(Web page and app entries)
####
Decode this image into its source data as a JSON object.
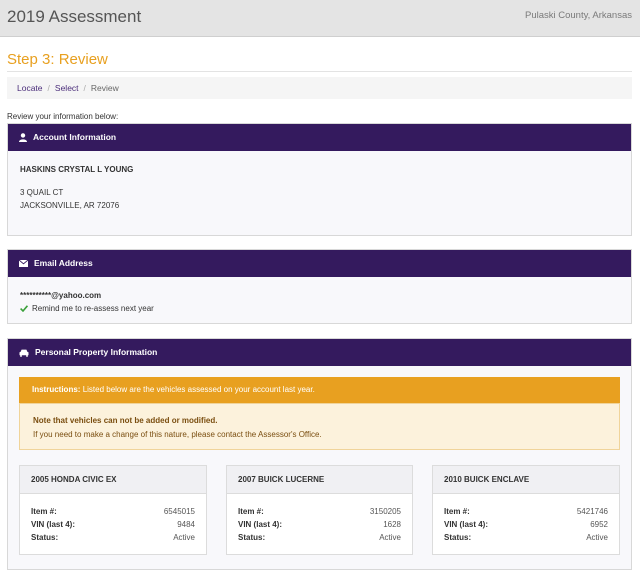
{
  "header": {
    "app_title": "2019 Assessment",
    "county": "Pulaski County, Arkansas"
  },
  "step_title": "Step 3: Review",
  "breadcrumb": {
    "items": [
      "Locate",
      "Select",
      "Review"
    ],
    "separator": "/"
  },
  "intro": "Review your information below:",
  "account": {
    "heading": "Account Information",
    "icon": "user-icon",
    "name": "HASKINS CRYSTAL L YOUNG",
    "address_line1": "3 QUAIL CT",
    "address_line2": "JACKSONVILLE, AR 72076"
  },
  "email": {
    "heading": "Email Address",
    "icon": "envelope-icon",
    "value": "**********@yahoo.com",
    "reminder": "Remind me to re-assess next year",
    "reminder_icon": "check-icon"
  },
  "personal_property": {
    "heading": "Personal Property Information",
    "icon": "car-icon",
    "instructions_label": "Instructions:",
    "instructions_text": "Listed below are the vehicles assessed on your account last year.",
    "note_title": "Note that vehicles can not be added or modified.",
    "note_text": "If you need to make a change of this nature, please contact the Assessor's Office.",
    "vehicles": [
      {
        "title": "2005 HONDA CIVIC EX",
        "item_label": "Item #:",
        "item": "6545015",
        "vin_label": "VIN (last 4):",
        "vin": "9484",
        "status_label": "Status:",
        "status": "Active"
      },
      {
        "title": "2007 BUICK LUCERNE",
        "item_label": "Item #:",
        "item": "3150205",
        "vin_label": "VIN (last 4):",
        "vin": "1628",
        "status_label": "Status:",
        "status": "Active"
      },
      {
        "title": "2010 BUICK ENCLAVE",
        "item_label": "Item #:",
        "item": "5421746",
        "vin_label": "VIN (last 4):",
        "vin": "6952",
        "status_label": "Status:",
        "status": "Active"
      }
    ]
  },
  "colors": {
    "accent_orange": "#e8a020",
    "panel_purple": "#341a5e",
    "link_purple": "#4a2d7a",
    "check_green": "#3aa03a"
  }
}
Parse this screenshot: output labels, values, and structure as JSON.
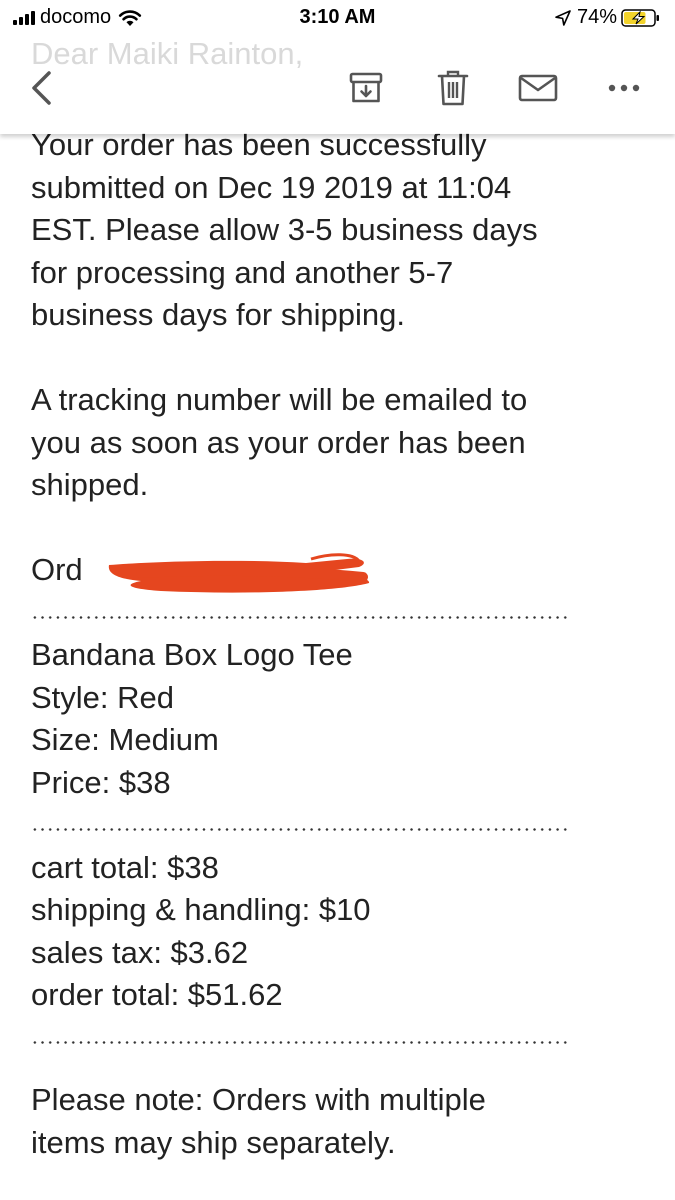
{
  "status_bar": {
    "carrier": "docomo",
    "time": "3:10 AM",
    "battery_percent": "74%",
    "battery_level": 0.74,
    "charging": true
  },
  "toolbar": {
    "icons": [
      "back-chevron-icon",
      "archive-icon",
      "trash-icon",
      "mail-icon",
      "more-icon"
    ]
  },
  "email": {
    "greeting": "Dear Maiki Rainton,",
    "paragraph1_lines": [
      "Your order has been successfully",
      "submitted on Dec 19 2019 at 11:04",
      "EST. Please allow 3-5 business days",
      "for processing and another 5-7",
      "business days for shipping."
    ],
    "paragraph2_lines": [
      "A tracking number will be emailed to",
      "you as soon as your order has been",
      "shipped."
    ],
    "order_label_visible": "Ord",
    "item": {
      "name": "Bandana Box Logo Tee",
      "style": "Style: Red",
      "size": "Size: Medium",
      "price": "Price: $38"
    },
    "totals": {
      "cart_total": "cart total: $38",
      "shipping": "shipping & handling: $10",
      "sales_tax": "sales tax: $3.62",
      "order_total": "order total: $51.62"
    },
    "note_lines": [
      "Please note: Orders with multiple",
      "items may ship separately."
    ]
  },
  "colors": {
    "redaction": "#e5461f",
    "battery_fill": "#f2d32b",
    "text": "#222222"
  }
}
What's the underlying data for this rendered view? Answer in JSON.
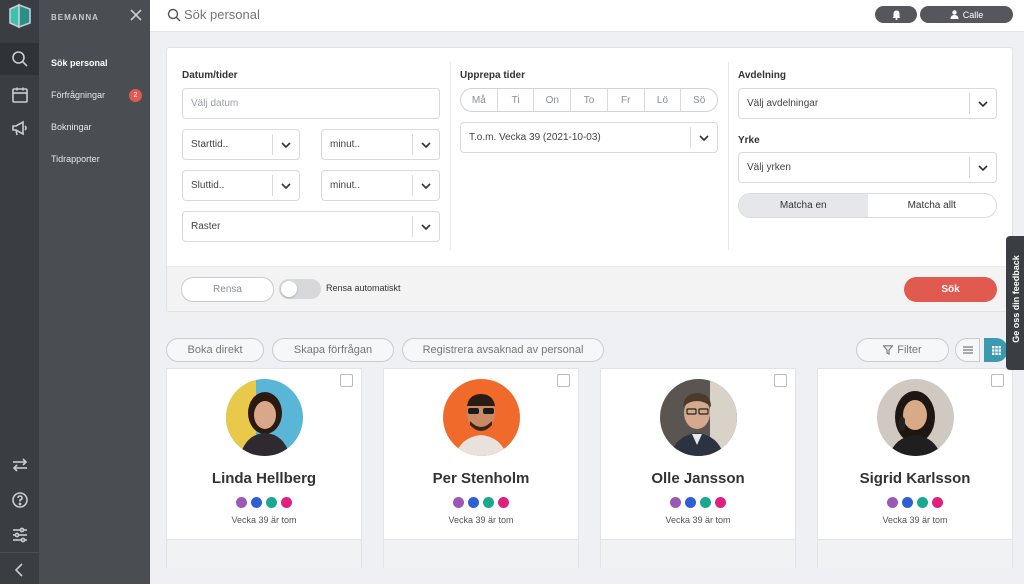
{
  "brand": "BEMANNA",
  "nav": {
    "items": [
      {
        "label": "Sök personal"
      },
      {
        "label": "Förfrågningar",
        "badge": "2"
      },
      {
        "label": "Bokningar"
      },
      {
        "label": "Tidrapporter"
      }
    ]
  },
  "topbar": {
    "search_placeholder": "Sök personal",
    "user_label": "Calle"
  },
  "filters": {
    "date_label": "Datum/tider",
    "date_placeholder": "Välj datum",
    "start_time": "Starttid..",
    "start_minute": "minut..",
    "end_time": "Sluttid..",
    "end_minute": "minut..",
    "raster": "Raster",
    "repeat_label": "Upprepa tider",
    "days": [
      "Må",
      "Ti",
      "On",
      "To",
      "Fr",
      "Lö",
      "Sö"
    ],
    "repeat_until": "T.o.m. Vecka 39 (2021-10-03)",
    "department_label": "Avdelning",
    "department_placeholder": "Välj avdelningar",
    "profession_label": "Yrke",
    "profession_placeholder": "Välj yrken",
    "match_one": "Matcha en",
    "match_all": "Matcha allt",
    "clear": "Rensa",
    "clear_auto": "Rensa automatiskt",
    "search": "Sök"
  },
  "actions": {
    "book_direct": "Boka direkt",
    "create_request": "Skapa förfrågan",
    "register_absence": "Registrera avsaknad av personal",
    "filter": "Filter"
  },
  "cards": [
    {
      "name": "Linda Hellberg",
      "sub": "Vecka 39 är tom"
    },
    {
      "name": "Per Stenholm",
      "sub": "Vecka 39 är tom"
    },
    {
      "name": "Olle Jansson",
      "sub": "Vecka 39 är tom"
    },
    {
      "name": "Sigrid Karlsson",
      "sub": "Vecka 39 är tom"
    }
  ],
  "dot_colors": [
    "#9b59b6",
    "#2e5fd6",
    "#18a88f",
    "#e0207e"
  ],
  "accent": "#e05a4f",
  "feedback": "Ge oss din feedback"
}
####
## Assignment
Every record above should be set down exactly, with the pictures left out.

## Your response
Decode this image into its source data as a JSON object.
{
  "header": {
    "app_title": "2019 Assessment",
    "county": "Pulaski County, Arkansas"
  },
  "step_title": "Step 3: Review",
  "breadcrumb": {
    "items": [
      "Locate",
      "Select",
      "Review"
    ],
    "separator": "/"
  },
  "intro": "Review your information below:",
  "account": {
    "heading": "Account Information",
    "icon": "user-icon",
    "name": "HASKINS CRYSTAL L YOUNG",
    "address_line1": "3 QUAIL CT",
    "address_line2": "JACKSONVILLE, AR 72076"
  },
  "email": {
    "heading": "Email Address",
    "icon": "envelope-icon",
    "value": "**********@yahoo.com",
    "reminder": "Remind me to re-assess next year",
    "reminder_icon": "check-icon"
  },
  "personal_property": {
    "heading": "Personal Property Information",
    "icon": "car-icon",
    "instructions_label": "Instructions:",
    "instructions_text": "Listed below are the vehicles assessed on your account last year.",
    "note_title": "Note that vehicles can not be added or modified.",
    "note_text": "If you need to make a change of this nature, please contact the Assessor's Office.",
    "vehicles": [
      {
        "title": "2005 HONDA CIVIC EX",
        "item_label": "Item #:",
        "item": "6545015",
        "vin_label": "VIN (last 4):",
        "vin": "9484",
        "status_label": "Status:",
        "status": "Active"
      },
      {
        "title": "2007 BUICK LUCERNE",
        "item_label": "Item #:",
        "item": "3150205",
        "vin_label": "VIN (last 4):",
        "vin": "1628",
        "status_label": "Status:",
        "status": "Active"
      },
      {
        "title": "2010 BUICK ENCLAVE",
        "item_label": "Item #:",
        "item": "5421746",
        "vin_label": "VIN (last 4):",
        "vin": "6952",
        "status_label": "Status:",
        "status": "Active"
      }
    ]
  },
  "colors": {
    "accent_orange": "#e8a020",
    "panel_purple": "#341a5e",
    "link_purple": "#4a2d7a",
    "check_green": "#3aa03a"
  }
}
Parse this screenshot: output labels, values, and structure as JSON.
{
  "status_bar": {
    "carrier": "docomo",
    "time": "3:10 AM",
    "battery_percent": "74%",
    "battery_level": 0.74,
    "charging": true
  },
  "toolbar": {
    "icons": [
      "back-chevron-icon",
      "archive-icon",
      "trash-icon",
      "mail-icon",
      "more-icon"
    ]
  },
  "email": {
    "greeting": "Dear Maiki Rainton,",
    "paragraph1_lines": [
      "Your order has been successfully",
      "submitted on Dec 19 2019 at 11:04",
      "EST. Please allow 3-5 business days",
      "for processing and another 5-7",
      "business days for shipping."
    ],
    "paragraph2_lines": [
      "A tracking number will be emailed to",
      "you as soon as your order has been",
      "shipped."
    ],
    "order_label_visible": "Ord",
    "item": {
      "name": "Bandana Box Logo Tee",
      "style": "Style: Red",
      "size": "Size: Medium",
      "price": "Price: $38"
    },
    "totals": {
      "cart_total": "cart total: $38",
      "shipping": "shipping & handling: $10",
      "sales_tax": "sales tax: $3.62",
      "order_total": "order total: $51.62"
    },
    "note_lines": [
      "Please note: Orders with multiple",
      "items may ship separately."
    ]
  },
  "colors": {
    "redaction": "#e5461f",
    "battery_fill": "#f2d32b",
    "text": "#222222"
  }
}
What's the underlying data for this rendered view? Answer in JSON.
{
  "brand": "BEMANNA",
  "nav": {
    "items": [
      {
        "label": "Sök personal"
      },
      {
        "label": "Förfrågningar",
        "badge": "2"
      },
      {
        "label": "Bokningar"
      },
      {
        "label": "Tidrapporter"
      }
    ]
  },
  "topbar": {
    "search_placeholder": "Sök personal",
    "user_label": "Calle"
  },
  "filters": {
    "date_label": "Datum/tider",
    "date_placeholder": "Välj datum",
    "start_time": "Starttid..",
    "start_minute": "minut..",
    "end_time": "Sluttid..",
    "end_minute": "minut..",
    "raster": "Raster",
    "repeat_label": "Upprepa tider",
    "days": [
      "Må",
      "Ti",
      "On",
      "To",
      "Fr",
      "Lö",
      "Sö"
    ],
    "repeat_until": "T.o.m. Vecka 39 (2021-10-03)",
    "department_label": "Avdelning",
    "department_placeholder": "Välj avdelningar",
    "profession_label": "Yrke",
    "profession_placeholder": "Välj yrken",
    "match_one": "Matcha en",
    "match_all": "Matcha allt",
    "clear": "Rensa",
    "clear_auto": "Rensa automatiskt",
    "search": "Sök"
  },
  "actions": {
    "book_direct": "Boka direkt",
    "create_request": "Skapa förfrågan",
    "register_absence": "Registrera avsaknad av personal",
    "filter": "Filter"
  },
  "cards": [
    {
      "name": "Linda Hellberg",
      "sub": "Vecka 39 är tom"
    },
    {
      "name": "Per Stenholm",
      "sub": "Vecka 39 är tom"
    },
    {
      "name": "Olle Jansson",
      "sub": "Vecka 39 är tom"
    },
    {
      "name": "Sigrid Karlsson",
      "sub": "Vecka 39 är tom"
    }
  ],
  "dot_colors": [
    "#9b59b6",
    "#2e5fd6",
    "#18a88f",
    "#e0207e"
  ],
  "accent": "#e05a4f",
  "feedback": "Ge oss din feedback"
}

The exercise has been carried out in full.